What you need to do: In the listing below, pick out lines with "your".
---------- The data ----------
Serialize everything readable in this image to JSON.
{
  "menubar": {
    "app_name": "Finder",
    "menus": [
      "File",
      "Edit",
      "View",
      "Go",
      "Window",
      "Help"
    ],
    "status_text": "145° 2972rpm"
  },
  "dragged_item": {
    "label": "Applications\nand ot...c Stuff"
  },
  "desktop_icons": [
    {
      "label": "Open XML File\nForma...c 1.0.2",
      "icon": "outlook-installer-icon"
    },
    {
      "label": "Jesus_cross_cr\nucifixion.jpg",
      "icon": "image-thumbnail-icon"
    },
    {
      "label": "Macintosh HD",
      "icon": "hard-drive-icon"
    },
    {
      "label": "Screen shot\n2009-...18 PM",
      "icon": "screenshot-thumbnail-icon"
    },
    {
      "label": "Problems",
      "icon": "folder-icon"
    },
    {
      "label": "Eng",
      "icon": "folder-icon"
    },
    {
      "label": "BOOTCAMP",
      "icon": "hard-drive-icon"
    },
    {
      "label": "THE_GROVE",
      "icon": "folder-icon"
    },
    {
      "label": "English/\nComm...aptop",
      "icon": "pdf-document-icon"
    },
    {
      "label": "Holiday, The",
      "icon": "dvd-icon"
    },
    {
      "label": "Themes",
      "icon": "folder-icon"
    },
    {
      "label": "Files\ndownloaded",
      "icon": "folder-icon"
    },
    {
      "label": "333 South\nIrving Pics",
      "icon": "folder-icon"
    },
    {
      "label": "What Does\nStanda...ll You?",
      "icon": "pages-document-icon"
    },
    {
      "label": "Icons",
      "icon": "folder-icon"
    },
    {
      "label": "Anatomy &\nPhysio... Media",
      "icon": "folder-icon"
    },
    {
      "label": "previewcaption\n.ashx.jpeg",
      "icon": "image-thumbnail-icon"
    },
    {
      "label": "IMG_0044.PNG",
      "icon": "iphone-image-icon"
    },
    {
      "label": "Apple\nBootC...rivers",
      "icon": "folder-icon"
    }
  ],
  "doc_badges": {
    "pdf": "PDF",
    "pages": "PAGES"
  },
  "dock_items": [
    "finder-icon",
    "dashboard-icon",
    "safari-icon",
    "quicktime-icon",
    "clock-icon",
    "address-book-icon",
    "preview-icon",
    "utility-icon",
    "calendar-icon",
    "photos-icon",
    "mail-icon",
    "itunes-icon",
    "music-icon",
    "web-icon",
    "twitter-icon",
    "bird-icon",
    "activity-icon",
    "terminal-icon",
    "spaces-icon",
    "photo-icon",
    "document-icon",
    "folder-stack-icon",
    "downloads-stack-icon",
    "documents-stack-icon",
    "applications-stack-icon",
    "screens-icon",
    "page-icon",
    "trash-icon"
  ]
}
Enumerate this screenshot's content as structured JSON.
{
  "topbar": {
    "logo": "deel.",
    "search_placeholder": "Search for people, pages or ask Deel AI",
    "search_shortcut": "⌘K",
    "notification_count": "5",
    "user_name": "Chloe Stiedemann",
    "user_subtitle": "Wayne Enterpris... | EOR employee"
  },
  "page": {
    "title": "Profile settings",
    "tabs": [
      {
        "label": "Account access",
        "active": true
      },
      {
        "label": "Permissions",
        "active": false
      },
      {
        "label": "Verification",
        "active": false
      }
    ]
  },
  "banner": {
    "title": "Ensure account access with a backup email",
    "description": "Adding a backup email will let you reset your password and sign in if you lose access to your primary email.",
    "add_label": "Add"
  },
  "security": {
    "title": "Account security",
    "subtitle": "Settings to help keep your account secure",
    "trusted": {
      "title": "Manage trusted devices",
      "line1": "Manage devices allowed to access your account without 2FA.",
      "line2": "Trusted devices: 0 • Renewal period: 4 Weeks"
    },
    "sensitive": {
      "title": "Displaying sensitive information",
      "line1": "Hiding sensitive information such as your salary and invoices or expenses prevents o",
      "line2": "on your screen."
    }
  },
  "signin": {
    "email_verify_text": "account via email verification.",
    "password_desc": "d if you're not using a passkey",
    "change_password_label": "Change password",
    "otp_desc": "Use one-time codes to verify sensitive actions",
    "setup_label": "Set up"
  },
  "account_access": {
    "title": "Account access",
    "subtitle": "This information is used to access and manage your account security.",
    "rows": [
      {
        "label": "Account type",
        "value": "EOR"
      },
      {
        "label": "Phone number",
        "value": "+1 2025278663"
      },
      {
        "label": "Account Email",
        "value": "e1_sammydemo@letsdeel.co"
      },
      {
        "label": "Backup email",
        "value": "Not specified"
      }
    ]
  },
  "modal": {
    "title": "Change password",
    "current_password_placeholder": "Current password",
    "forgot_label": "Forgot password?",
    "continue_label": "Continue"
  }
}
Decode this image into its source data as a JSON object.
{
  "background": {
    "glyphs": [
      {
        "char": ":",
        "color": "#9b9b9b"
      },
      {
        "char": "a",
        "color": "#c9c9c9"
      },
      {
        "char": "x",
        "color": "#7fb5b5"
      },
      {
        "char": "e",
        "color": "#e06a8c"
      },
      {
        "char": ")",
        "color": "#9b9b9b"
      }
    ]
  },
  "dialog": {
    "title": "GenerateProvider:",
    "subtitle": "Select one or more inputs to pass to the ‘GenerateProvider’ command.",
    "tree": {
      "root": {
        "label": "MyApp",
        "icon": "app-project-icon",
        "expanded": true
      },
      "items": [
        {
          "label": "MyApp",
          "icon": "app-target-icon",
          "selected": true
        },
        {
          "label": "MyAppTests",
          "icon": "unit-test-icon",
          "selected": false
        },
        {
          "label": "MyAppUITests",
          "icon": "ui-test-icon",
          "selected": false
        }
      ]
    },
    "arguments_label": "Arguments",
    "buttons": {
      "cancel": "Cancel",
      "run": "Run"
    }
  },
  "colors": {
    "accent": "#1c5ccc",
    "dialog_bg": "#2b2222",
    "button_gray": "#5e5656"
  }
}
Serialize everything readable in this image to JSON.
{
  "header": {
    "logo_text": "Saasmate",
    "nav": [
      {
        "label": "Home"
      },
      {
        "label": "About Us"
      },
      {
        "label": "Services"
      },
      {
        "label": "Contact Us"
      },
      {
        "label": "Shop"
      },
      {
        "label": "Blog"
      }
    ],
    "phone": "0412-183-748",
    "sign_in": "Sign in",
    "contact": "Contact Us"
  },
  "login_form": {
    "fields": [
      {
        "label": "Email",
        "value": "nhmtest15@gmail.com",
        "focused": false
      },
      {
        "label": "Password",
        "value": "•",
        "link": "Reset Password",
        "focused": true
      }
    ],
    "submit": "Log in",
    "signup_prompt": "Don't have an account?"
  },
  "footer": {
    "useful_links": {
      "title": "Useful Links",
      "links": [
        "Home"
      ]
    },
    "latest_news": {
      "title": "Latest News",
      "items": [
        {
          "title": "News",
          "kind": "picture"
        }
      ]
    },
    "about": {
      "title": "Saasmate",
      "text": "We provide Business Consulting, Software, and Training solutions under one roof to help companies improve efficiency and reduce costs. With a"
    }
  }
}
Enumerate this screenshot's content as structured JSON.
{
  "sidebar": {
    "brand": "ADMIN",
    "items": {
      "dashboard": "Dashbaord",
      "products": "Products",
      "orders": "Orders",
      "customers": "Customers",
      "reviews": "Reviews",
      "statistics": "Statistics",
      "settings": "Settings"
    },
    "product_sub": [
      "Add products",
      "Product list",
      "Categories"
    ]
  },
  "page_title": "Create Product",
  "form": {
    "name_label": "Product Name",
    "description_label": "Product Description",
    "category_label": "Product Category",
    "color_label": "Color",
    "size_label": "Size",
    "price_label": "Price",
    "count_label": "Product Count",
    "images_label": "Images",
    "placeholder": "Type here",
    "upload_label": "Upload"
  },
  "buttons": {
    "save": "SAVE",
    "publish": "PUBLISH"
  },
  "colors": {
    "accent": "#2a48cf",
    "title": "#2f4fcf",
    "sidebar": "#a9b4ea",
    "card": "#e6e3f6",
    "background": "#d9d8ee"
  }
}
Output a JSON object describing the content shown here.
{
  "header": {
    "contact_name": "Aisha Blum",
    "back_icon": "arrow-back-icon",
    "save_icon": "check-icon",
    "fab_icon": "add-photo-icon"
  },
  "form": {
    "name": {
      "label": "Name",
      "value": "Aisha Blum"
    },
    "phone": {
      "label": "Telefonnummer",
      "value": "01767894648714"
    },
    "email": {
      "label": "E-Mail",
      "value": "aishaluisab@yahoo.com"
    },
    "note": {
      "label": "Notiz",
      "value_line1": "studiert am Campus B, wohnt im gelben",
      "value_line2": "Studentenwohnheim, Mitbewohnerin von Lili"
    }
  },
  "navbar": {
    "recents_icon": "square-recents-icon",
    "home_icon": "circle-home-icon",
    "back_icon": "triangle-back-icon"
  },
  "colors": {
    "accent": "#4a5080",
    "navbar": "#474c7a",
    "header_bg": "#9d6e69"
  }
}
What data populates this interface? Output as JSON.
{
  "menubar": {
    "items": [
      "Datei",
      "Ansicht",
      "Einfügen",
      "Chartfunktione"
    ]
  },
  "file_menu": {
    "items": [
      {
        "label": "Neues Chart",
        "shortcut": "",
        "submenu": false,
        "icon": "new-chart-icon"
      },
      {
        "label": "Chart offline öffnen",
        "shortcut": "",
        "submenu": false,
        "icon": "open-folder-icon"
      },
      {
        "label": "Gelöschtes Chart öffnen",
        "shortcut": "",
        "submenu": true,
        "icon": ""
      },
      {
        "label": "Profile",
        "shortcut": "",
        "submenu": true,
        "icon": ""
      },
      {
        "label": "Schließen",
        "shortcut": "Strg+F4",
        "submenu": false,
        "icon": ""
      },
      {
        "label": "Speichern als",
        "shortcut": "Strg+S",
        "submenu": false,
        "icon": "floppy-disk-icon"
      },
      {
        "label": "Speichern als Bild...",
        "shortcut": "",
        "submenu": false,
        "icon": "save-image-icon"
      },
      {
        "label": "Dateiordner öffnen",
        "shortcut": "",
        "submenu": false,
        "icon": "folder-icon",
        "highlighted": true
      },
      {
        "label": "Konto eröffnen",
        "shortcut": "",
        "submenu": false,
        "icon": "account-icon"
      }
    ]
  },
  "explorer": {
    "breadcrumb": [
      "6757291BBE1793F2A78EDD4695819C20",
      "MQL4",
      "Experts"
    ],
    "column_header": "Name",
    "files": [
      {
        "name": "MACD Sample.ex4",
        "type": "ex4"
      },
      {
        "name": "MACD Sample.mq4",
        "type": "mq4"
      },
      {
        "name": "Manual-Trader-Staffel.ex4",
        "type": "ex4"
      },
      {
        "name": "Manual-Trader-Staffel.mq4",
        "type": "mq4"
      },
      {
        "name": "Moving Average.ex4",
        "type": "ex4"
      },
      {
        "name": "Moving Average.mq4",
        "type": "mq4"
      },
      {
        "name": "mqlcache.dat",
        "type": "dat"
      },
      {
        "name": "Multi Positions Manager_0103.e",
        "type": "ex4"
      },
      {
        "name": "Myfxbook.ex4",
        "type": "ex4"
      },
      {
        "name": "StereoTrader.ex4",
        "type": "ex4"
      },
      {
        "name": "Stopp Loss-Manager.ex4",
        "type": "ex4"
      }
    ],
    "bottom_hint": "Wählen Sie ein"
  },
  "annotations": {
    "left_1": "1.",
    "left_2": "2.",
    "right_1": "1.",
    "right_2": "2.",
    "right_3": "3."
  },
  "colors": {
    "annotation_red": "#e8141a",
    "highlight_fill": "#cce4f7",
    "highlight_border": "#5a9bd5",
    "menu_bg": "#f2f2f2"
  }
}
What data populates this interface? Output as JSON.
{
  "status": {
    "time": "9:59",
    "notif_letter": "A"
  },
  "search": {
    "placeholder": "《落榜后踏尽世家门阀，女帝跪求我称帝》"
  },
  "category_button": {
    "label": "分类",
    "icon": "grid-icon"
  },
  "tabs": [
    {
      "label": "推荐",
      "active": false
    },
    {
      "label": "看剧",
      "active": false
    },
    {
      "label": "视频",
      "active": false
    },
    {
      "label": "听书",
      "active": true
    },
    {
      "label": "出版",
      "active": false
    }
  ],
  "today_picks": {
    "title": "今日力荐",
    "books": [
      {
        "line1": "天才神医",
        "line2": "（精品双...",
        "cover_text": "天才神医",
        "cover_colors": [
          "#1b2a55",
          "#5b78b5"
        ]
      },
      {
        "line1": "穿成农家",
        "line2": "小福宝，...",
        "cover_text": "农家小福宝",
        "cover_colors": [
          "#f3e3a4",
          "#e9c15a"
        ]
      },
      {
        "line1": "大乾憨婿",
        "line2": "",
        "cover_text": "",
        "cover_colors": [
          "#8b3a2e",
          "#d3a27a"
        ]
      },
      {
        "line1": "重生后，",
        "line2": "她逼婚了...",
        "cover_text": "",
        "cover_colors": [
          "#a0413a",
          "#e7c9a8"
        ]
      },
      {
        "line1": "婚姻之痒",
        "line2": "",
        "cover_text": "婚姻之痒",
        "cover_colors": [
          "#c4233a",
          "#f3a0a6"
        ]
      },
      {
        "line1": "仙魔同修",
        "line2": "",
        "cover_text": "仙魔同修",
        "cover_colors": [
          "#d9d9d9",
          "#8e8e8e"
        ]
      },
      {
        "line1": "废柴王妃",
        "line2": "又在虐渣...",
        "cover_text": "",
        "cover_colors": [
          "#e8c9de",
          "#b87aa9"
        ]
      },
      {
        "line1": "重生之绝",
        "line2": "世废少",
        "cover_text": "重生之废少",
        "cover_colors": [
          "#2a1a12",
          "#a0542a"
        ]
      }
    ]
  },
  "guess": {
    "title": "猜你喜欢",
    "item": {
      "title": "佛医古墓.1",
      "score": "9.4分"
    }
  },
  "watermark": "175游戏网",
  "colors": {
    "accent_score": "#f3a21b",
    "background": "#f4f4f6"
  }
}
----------
Solution to this exercise:
    "description": "Adding a backup email will let you reset your password and sign in if you lose access to your primary email.",
    "subtitle": "Settings to help keep your account secure",
      "line1": "Manage devices allowed to access your account without 2FA.",
      "line1": "Hiding sensitive information such as your salary and invoices or expenses prevents o",
      "line2": "on your screen."
    "subtitle": "This information is used to access and manage your account security.",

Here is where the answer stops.